I’d answer that it is in an ever-deepening conviction that a lack of that understanding is deadly. That this is the most pressing mortal concern, and the least actively addressed. I see around me a system, as far as the eye can see, going back a hell of a long way, that actively rewards ignoring this fundamental question. I see a trail leading back to it from every unintended consequence, every unforeseeable accident. Every instance builds a conviction that we continue to ignore this question, continue to focus on piling on more information, getting accuracies to ever greater infinitesimals; at great risk.
Of course the lure of the supernormal, like a peep-show of “Gigantic Gazongas!” flashing always in range of our peripheral vision, distracts and overwhelms our judgement with its oversize promise of a “basic” need fulfilled, and then some! Even this tip on supernormal I stumbled upon, and am passing on here, feeds that desire, giving us the kind of partially rewarding feedback that keeps us going back for more.
Unlike with some of my obsessions, considering my love of boats and the water, my lifelong pursuit of boat design; I spend a ridiculously small amount of time on the water. After growing up on a beach, learning to swim the way I learned to walk and not much later, I don’t swim anymore much either. In part I question this as some kind of perverse asceticism gone wild. But I continue to come back to an instinct I feel, that I don’t want to flood my experience with something that matters to me so much so that I might become desensitized to each moment I do spend on the water. Maybe I’m too much an interpreter, blocked from immersion in direct experience because I am driven to mediate my experiences and pry out their meaning when that very exploration cries out that the way to go is to immerse ourselves in the moment!
Maybe. Maybe the moments I’m most interested in being immersed in are these moments when I’m riding the edge of a wave of creativity expressing something and reaching out for conviviality and dialogue? I don’t know.
I can’t really ever know. That’s a big part of the lesson isn’t it? The pursuit of information taken to extremes closes us to the reality that we can never know any more than a statistically meaningless fraction of the infinity of all there is to know.
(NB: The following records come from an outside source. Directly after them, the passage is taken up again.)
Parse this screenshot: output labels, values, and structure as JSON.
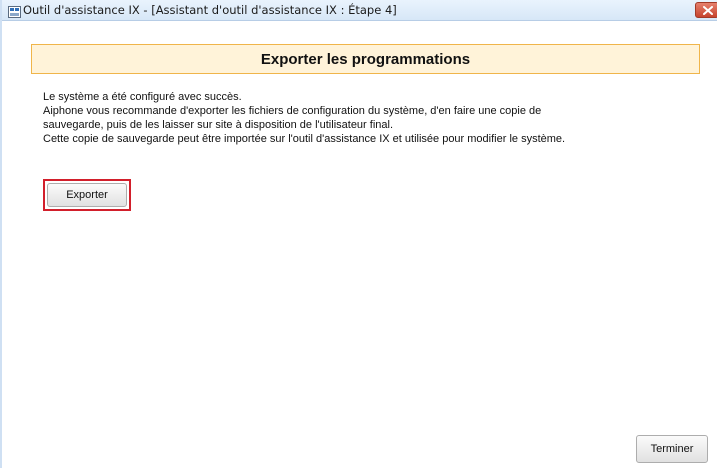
{
  "window": {
    "title": "Outil d'assistance IX - [Assistant d'outil d'assistance IX : Étape 4]",
    "app_icon": "app-icon",
    "close_icon": "close-icon"
  },
  "header": {
    "title": "Exporter les programmations"
  },
  "body": {
    "lines": [
      "Le système a été configuré avec succès.",
      "Aiphone vous recommande d'exporter les fichiers de configuration du système, d'en faire une copie de",
      "sauvegarde, puis de les laisser sur site à disposition de l'utilisateur final.",
      "Cette copie de sauvegarde peut être importée sur l'outil d'assistance IX et utilisée pour modifier le système."
    ]
  },
  "buttons": {
    "export_label": "Exporter",
    "finish_label": "Terminer"
  },
  "colors": {
    "header_background": "#fff3d9",
    "header_border": "#f0b54a",
    "highlight_border": "#d21f2b",
    "close_button": "#c7442e"
  }
}
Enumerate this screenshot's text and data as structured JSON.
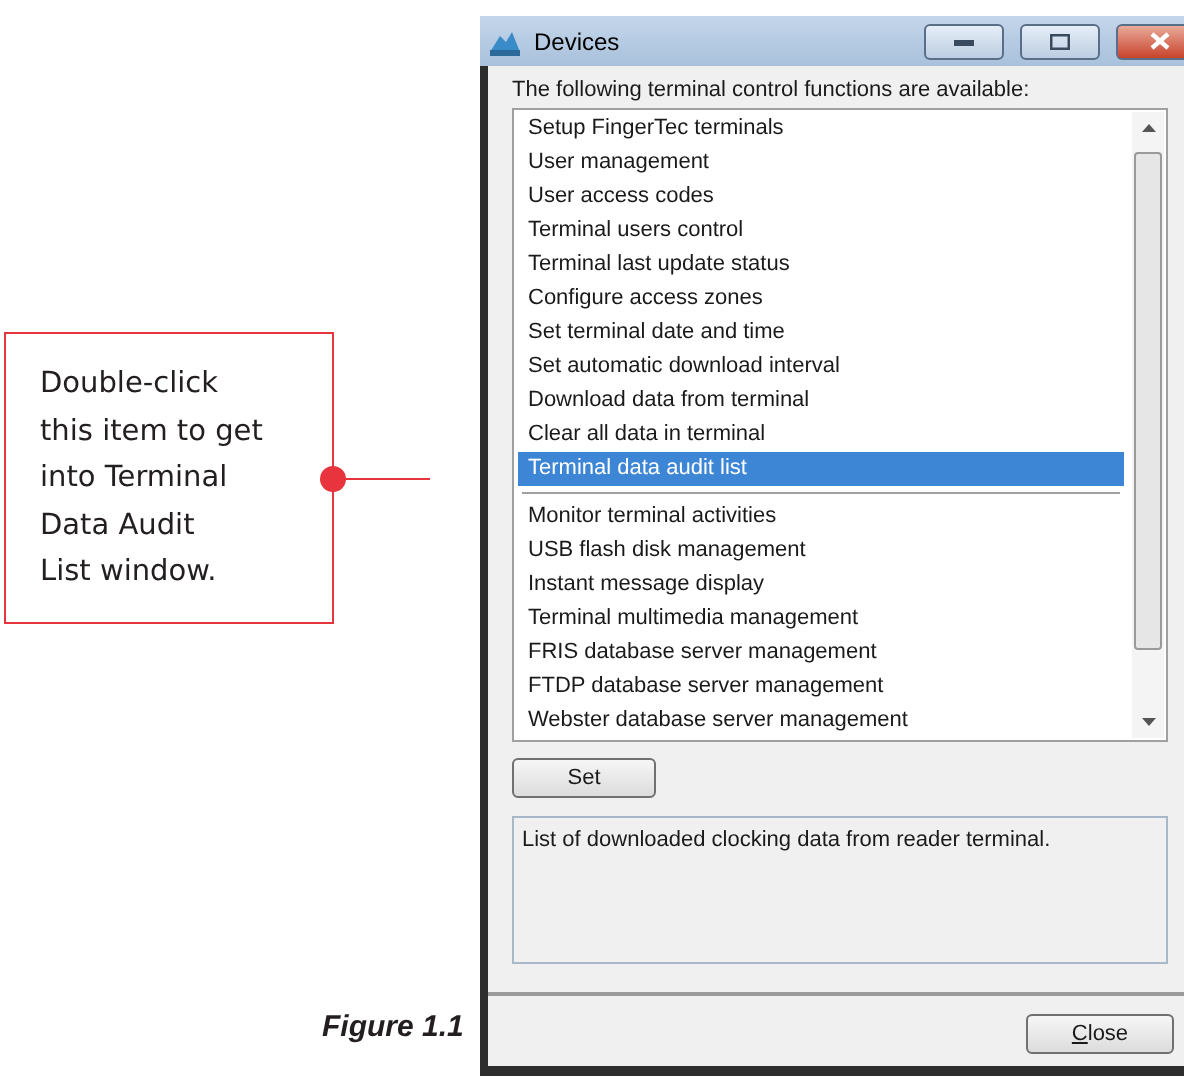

I return here as an act of practice, as much to find where I am as to pass on whatever that effort might contribute to someone reading it. I work at returning to the same question from different angles. This desire to re-frame and repeat tangled up in a mixture of potential obsession and a rigor for getting it right. Each step may halt, it might wander, it might be infuriatingly obscure or even obtuse in a persistence to avoid the familiar construction, the easy, “Oh yeah! I get it!” That so often is the first sign someone has lost the opportunity to see by the reflected light of an insight and has locked back into the pursuit of the next bit of information.
This is the way we inhabit our predicament. At least that might be true. It never disappears the way a solved problem would, but then again it never bores us like a piece of stale information would.
The next time you are in earshot of a blind person tapping along with a cane close your eyes. I think you might smile at the gift of finding your own way on the echoes of their tapping. You might also smile at the bond that’s come up between you, no matter how one-sided it might be, unless you took the trouble to let them know what they’ve given you, and thanked them.
This might be where compassion, conviviality, creativity, and dialogue come together. This could be a unified theory that wouldn’t be challenged by news from Cern. What helps us find out where we are is a gift. Recognizing and accepting that gift requires opening ourselves to compassion. This leads us to the joys of conviviality. Gives us an entrance into creativity and sets the stage for dialogue.
Here is a dynamic whose utility and connection with what is cannot be matched by any dogged hunt after yet more information.